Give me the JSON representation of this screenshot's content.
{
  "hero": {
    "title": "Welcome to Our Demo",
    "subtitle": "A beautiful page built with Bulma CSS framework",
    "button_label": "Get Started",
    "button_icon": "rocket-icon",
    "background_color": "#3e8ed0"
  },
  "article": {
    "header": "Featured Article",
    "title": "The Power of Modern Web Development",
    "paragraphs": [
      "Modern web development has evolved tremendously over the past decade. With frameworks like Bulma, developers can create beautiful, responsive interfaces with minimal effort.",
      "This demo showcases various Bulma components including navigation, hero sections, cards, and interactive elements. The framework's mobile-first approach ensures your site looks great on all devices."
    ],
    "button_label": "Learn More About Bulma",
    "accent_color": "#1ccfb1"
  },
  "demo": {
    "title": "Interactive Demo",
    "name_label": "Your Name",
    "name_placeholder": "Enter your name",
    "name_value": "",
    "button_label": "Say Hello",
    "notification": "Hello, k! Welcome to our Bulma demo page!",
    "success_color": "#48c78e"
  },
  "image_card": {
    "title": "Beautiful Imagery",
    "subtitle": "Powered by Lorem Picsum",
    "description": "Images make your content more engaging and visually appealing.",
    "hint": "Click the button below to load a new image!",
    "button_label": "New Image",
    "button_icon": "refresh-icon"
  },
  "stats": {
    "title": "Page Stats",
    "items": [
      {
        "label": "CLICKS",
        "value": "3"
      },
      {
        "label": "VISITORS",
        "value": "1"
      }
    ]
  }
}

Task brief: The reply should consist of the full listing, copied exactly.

Response for this exercise:
Give me the JSON representation of this screenshot's content.
{
  "hero": {
    "title": "Welcome to Our Demo",
    "subtitle": "A beautiful page built with Bulma CSS framework",
    "button_label": "Get Started",
    "button_icon": "rocket-icon",
    "background_color": "#3e8ed0"
  },
  "article": {
    "header": "Featured Article",
    "title": "The Power of Modern Web Development",
    "paragraphs": [
      "Modern web development has evolved tremendously over the past decade. With frameworks like Bulma, developers can create beautiful, responsive interfaces with minimal effort.",
      "This demo showcases various Bulma components including navigation, hero sections, cards, and interactive elements. The framework's mobile-first approach ensures your site looks great on all devices."
    ],
    "button_label": "Learn More About Bulma",
    "accent_color": "#1ccfb1"
  },
  "demo": {
    "title": "Interactive Demo",
    "name_label": "Your Name",
    "name_placeholder": "Enter your name",
    "name_value": "",
    "button_label": "Say Hello",
    "notification": "Hello, k! Welcome to our Bulma demo page!",
    "success_color": "#48c78e"
  },
  "image_card": {
    "title": "Beautiful Imagery",
    "subtitle": "Powered by Lorem Picsum",
    "description": "Images make your content more engaging and visually appealing.",
    "hint": "Click the button below to load a new image!",
    "button_label": "New Image",
    "button_icon": "refresh-icon"
  },
  "stats": {
    "title": "Page Stats",
    "items": [
      {
        "label": "CLICKS",
        "value": "3"
      },
      {
        "label": "VISITORS",
        "value": "1"
      }
    ]
  }
}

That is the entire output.